The Broken Crown by Michelle West. ★★★★
Trigger warning for sexual assault
The Broken Crown is the start of a six book epic fantasy series by Canadian author Michelle Sagara West. While The Broken Crown does have some sword fights and so on, the majority of it is political intrigue. It might appeal to the same audience as Game of Thrones, although it is less grimdark and more traditional. However, what really made me love The Broken Crown was the strength and presence of the female characters, of which there are many.
The Broken Crown tells of two countries – the Dominion and the Empire. Most of the page time is spent on the Dominion, which is ruled by a hierarchy of war lords who gain honor on the battle field. But the current ruler of the Dominion is weak, and his war with the Empire was a disaster. Some of the men who vowed to serve him embark on a conspiracy to overthrow him, and caught in the middle of all of this is Diora, a girl who grows up to be the Flower of the Dominion, the most beautiful and graceful woman of all. Yet this is not all, for the Lord of the Night and the demons who serve him have their own plans concerning these affairs…
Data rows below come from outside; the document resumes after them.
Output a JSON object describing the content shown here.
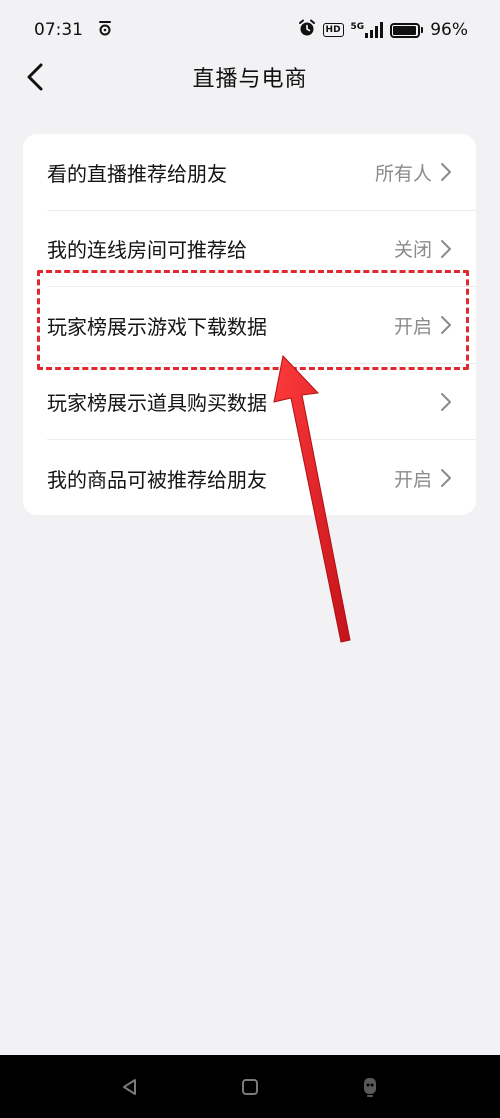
{
  "status_bar": {
    "time": "07:31",
    "hd_label": "HD",
    "network_label": "5G",
    "battery_text": "96%",
    "battery_level": 0.96
  },
  "header": {
    "title": "直播与电商",
    "back_icon": "chevron-left-icon"
  },
  "settings": {
    "rows": [
      {
        "label": "看的直播推荐给朋友",
        "value": "所有人"
      },
      {
        "label": "我的连线房间可推荐给",
        "value": "关闭"
      },
      {
        "label": "玩家榜展示游戏下载数据",
        "value": "开启"
      },
      {
        "label": "玩家榜展示道具购买数据",
        "value": ""
      },
      {
        "label": "我的商品可被推荐给朋友",
        "value": "开启"
      }
    ]
  },
  "annotation": {
    "color": "#e0282e",
    "highlighted_row_index": 2
  },
  "colors": {
    "background": "#f2f1f3",
    "card": "#ffffff",
    "value_text": "#8b8b8b",
    "nav_bar": "#000000"
  }
}
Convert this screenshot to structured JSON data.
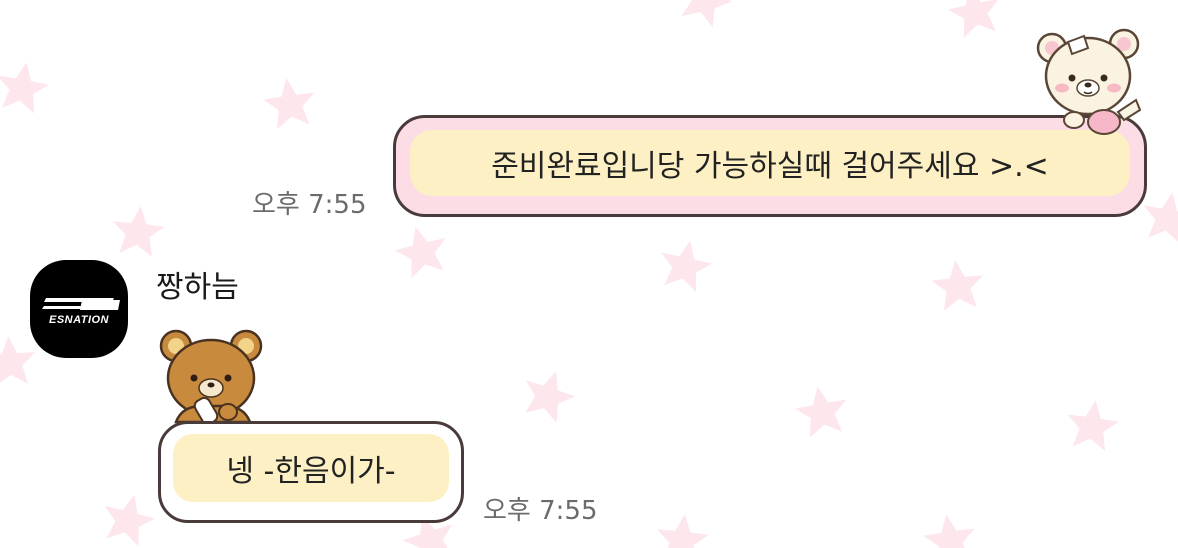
{
  "messages": {
    "outgoing": {
      "text": "준비완료입니당 가능하실때 걸어주세요 >.<",
      "time": "오후 7:55",
      "sticker": "white-bear-sticker-icon"
    },
    "incoming": {
      "sender_name": "짱하늠",
      "avatar_logo_text": "ESNATION",
      "text": "넹 -한음이가-",
      "time": "오후 7:55",
      "sticker": "brown-bear-sticker-icon"
    }
  },
  "colors": {
    "background": "#ffffff",
    "star": "#fde6ec",
    "bubble_fill": "#fdf0c4",
    "outgoing_frame": "#fcdde6",
    "bubble_border": "#4a3b3b",
    "time_text": "#6b6b6b"
  }
}
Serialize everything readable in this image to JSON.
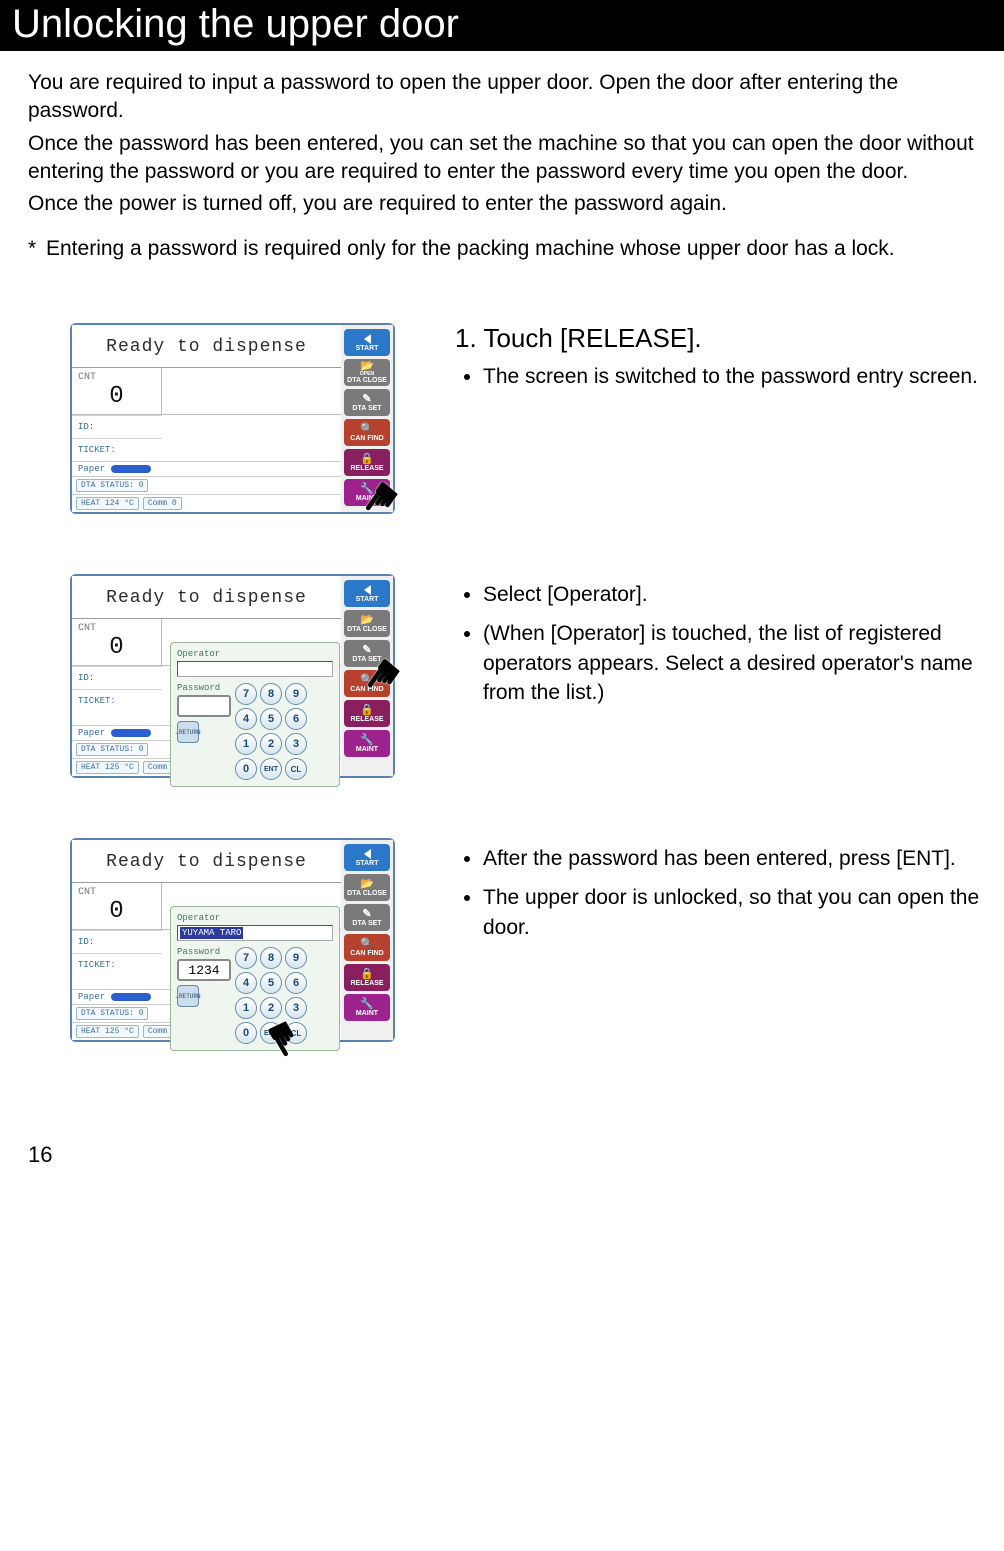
{
  "title": "Unlocking the upper door",
  "intro": {
    "p1": "You are required to input a password to open the upper door.  Open the door after entering the password.",
    "p2": "Once the password has been entered, you can set the machine so that you can open the door without entering the password or you are required to enter the password every time you open the door.",
    "p3": "Once the power is turned off, you are required to enter the password again."
  },
  "note": {
    "asterisk": "*",
    "text": "Entering a password is required only for the packing machine whose upper door has a lock."
  },
  "step1": {
    "heading": "1. Touch [RELEASE].",
    "bullet1": "The screen is switched to the password entry screen."
  },
  "step2": {
    "bullet1": "Select [Operator].",
    "bullet2": "(When [Operator] is touched, the list of registered operators appears.  Select a desired operator's name from the list.)"
  },
  "step3": {
    "bullet1": "After the password has been entered, press [ENT].",
    "bullet2": "The upper door is unlocked, so that you can open the door."
  },
  "screen": {
    "header": "Ready to dispense",
    "cnt_label": "CNT",
    "cnt_value": "0",
    "id_label": "ID:",
    "ticket_label": "TICKET:",
    "paper_label": "Paper",
    "dta_status": "DTA STATUS:    0",
    "heat1": "HEAT 124 °C",
    "heat2": "HEAT 125 °C",
    "comm": "Comm 0",
    "operator_label": "Operator",
    "password_label": "Password",
    "operator_value": "YUYAMA TARO",
    "password_value": "1234",
    "side": {
      "start": "START",
      "dta_oc": "DTA CLOSE",
      "dta_oc_top": "OPEN",
      "dta_set": "DTA SET",
      "can_find": "CAN FIND",
      "release": "RELEASE",
      "maint": "MAINT"
    },
    "keys": {
      "return": "RETURN",
      "ent": "ENT",
      "cl": "CL"
    }
  },
  "page_number": "16"
}
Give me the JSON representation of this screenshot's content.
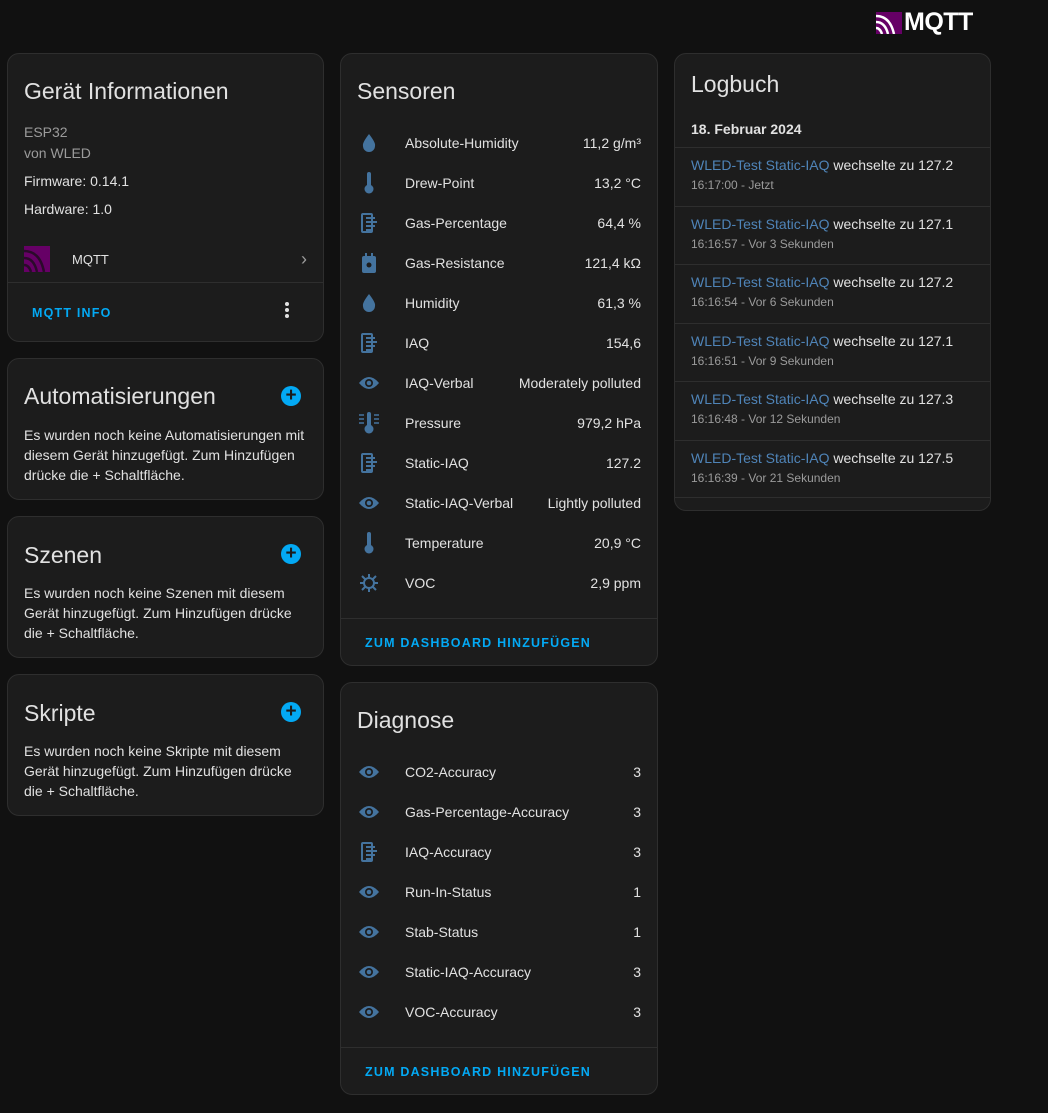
{
  "header": {
    "logo_text": "MQTT"
  },
  "device_info": {
    "title": "Gerät Informationen",
    "model": "ESP32",
    "manufacturer": "von WLED",
    "firmware": "Firmware: 0.14.1",
    "hardware": "Hardware: 1.0",
    "integration": "MQTT",
    "action": "MQTT INFO"
  },
  "automations": {
    "title": "Automatisierungen",
    "text": "Es wurden noch keine Automatisierungen mit diesem Gerät hinzugefügt. Zum Hinzufügen drücke die + Schaltfläche."
  },
  "scenes": {
    "title": "Szenen",
    "text": "Es wurden noch keine Szenen mit diesem Gerät hinzugefügt. Zum Hinzufügen drücke die + Schaltfläche."
  },
  "scripts": {
    "title": "Skripte",
    "text": "Es wurden noch keine Skripte mit diesem Gerät hinzugefügt. Zum Hinzufügen drücke die + Schaltfläche."
  },
  "sensors": {
    "title": "Sensoren",
    "add_label": "ZUM DASHBOARD HINZUFÜGEN",
    "items": [
      {
        "name": "Absolute-Humidity",
        "value": "11,2 g/m³",
        "icon": "water-percent-icon"
      },
      {
        "name": "Drew-Point",
        "value": "13,2 °C",
        "icon": "thermometer-icon"
      },
      {
        "name": "Gas-Percentage",
        "value": "64,4 %",
        "icon": "air-filter-icon"
      },
      {
        "name": "Gas-Resistance",
        "value": "121,4 kΩ",
        "icon": "meter-icon"
      },
      {
        "name": "Humidity",
        "value": "61,3 %",
        "icon": "water-percent-icon"
      },
      {
        "name": "IAQ",
        "value": "154,6",
        "icon": "air-filter-icon"
      },
      {
        "name": "IAQ-Verbal",
        "value": "Moderately polluted",
        "icon": "eye-icon"
      },
      {
        "name": "Pressure",
        "value": "979,2 hPa",
        "icon": "thermometer-lines-icon"
      },
      {
        "name": "Static-IAQ",
        "value": "127.2",
        "icon": "air-filter-icon"
      },
      {
        "name": "Static-IAQ-Verbal",
        "value": "Lightly polluted",
        "icon": "eye-icon"
      },
      {
        "name": "Temperature",
        "value": "20,9 °C",
        "icon": "thermometer-icon"
      },
      {
        "name": "VOC",
        "value": "2,9 ppm",
        "icon": "virus-icon"
      }
    ]
  },
  "diagnostics": {
    "title": "Diagnose",
    "add_label": "ZUM DASHBOARD HINZUFÜGEN",
    "items": [
      {
        "name": "CO2-Accuracy",
        "value": "3",
        "icon": "eye-icon"
      },
      {
        "name": "Gas-Percentage-Accuracy",
        "value": "3",
        "icon": "eye-icon"
      },
      {
        "name": "IAQ-Accuracy",
        "value": "3",
        "icon": "air-filter-icon"
      },
      {
        "name": "Run-In-Status",
        "value": "1",
        "icon": "eye-icon"
      },
      {
        "name": "Stab-Status",
        "value": "1",
        "icon": "eye-icon"
      },
      {
        "name": "Static-IAQ-Accuracy",
        "value": "3",
        "icon": "eye-icon"
      },
      {
        "name": "VOC-Accuracy",
        "value": "3",
        "icon": "eye-icon"
      }
    ]
  },
  "logbook": {
    "title": "Logbuch",
    "date": "18. Februar 2024",
    "entries": [
      {
        "entity": "WLED-Test Static-IAQ",
        "message": "wechselte zu 127.2",
        "time": "16:17:00 - Jetzt"
      },
      {
        "entity": "WLED-Test Static-IAQ",
        "message": "wechselte zu 127.1",
        "time": "16:16:57 - Vor 3 Sekunden"
      },
      {
        "entity": "WLED-Test Static-IAQ",
        "message": "wechselte zu 127.2",
        "time": "16:16:54 - Vor 6 Sekunden"
      },
      {
        "entity": "WLED-Test Static-IAQ",
        "message": "wechselte zu 127.1",
        "time": "16:16:51 - Vor 9 Sekunden"
      },
      {
        "entity": "WLED-Test Static-IAQ",
        "message": "wechselte zu 127.3",
        "time": "16:16:48 - Vor 12 Sekunden"
      },
      {
        "entity": "WLED-Test Static-IAQ",
        "message": "wechselte zu 127.5",
        "time": "16:16:39 - Vor 21 Sekunden"
      }
    ]
  },
  "colors": {
    "accent": "#03a9f4",
    "icon": "#44739e",
    "link": "#4f84b8",
    "mqtt_purple": "#660066"
  }
}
The Dominion is extremely patriarchal. A woman’s place on society is based on who her father is and who she marries. Women have few choices and no legal rights. No woman of the Dominion wields a sword on the battlefield. They have to find power in other ways, such as with Serra Teresa, Diora’s paternal aunt. Serra Teresa is bard born – her voice has the power to influence or command others, and her song is enchanting. However, to Teresa this is as much a curse as a gift, for it means that she was considered to valuable to be married off and leave the family. Thus Teresa is not able to have control of a husband’s harem and friendships among sister-wives. Diora was born with the same gift and curse, and Serra Teresa will do everything within her power to see that Diora has the life that Teresa was unable to have.
“There are battles that are fought in this world in which no sword is raised.”
Teresa and Diora are not action heroines. They do not lift swords or go to battle, but they fight in their own way, with words and gestures. Diora in particular endures immense difficulties, keeping face schooled into a careful mask of politeness. It takes a long time for her to act, but when she does, it is noteworthy. They are not the only female characters of note. The Empire is much more egalitarian, and many of the female characters we see there are involved in military pursuits. The Kalakar, a female general, is a particular favorite of mine. There’s also a girl Chosen One who is likely to become pivotal.
I will warn you, the first seventy pages at first appear to have nothing to do with the plot. And for the most part, they are not directly relevant to the events occurring in the rest of the novel although I believe they will become critical in later volumes. However, both passages also involve something that I see as an essential theme of The Broken Crown – choice. In these pages two women are offered hard, difficult choices for which they are unlikely to be remembered or gain any glory. Yet both accept, knowing that their difficulties have the possibility of leading to gains for humankind. Choice or lack of it underlines all of The Broken Crown.
Although I do believe the events of those seventy pages to be important thematically, does it really taken seventy pages to cover this material? Like most epic fantasy books, The Broken Crown is long, measuring out at somewhere over seven hundred pages. For the most part it is slow going, especially in the beginning. I don’t think it really starts to pick up until after page three hundred.
I encourage anyone who likes epic fantasy to pick up The Broken Crown, particularly if they are looking for some epic fantasy where women play a large role. It may be long, but I found it ultimately worth the time involved. I certainly intend to read the sequel.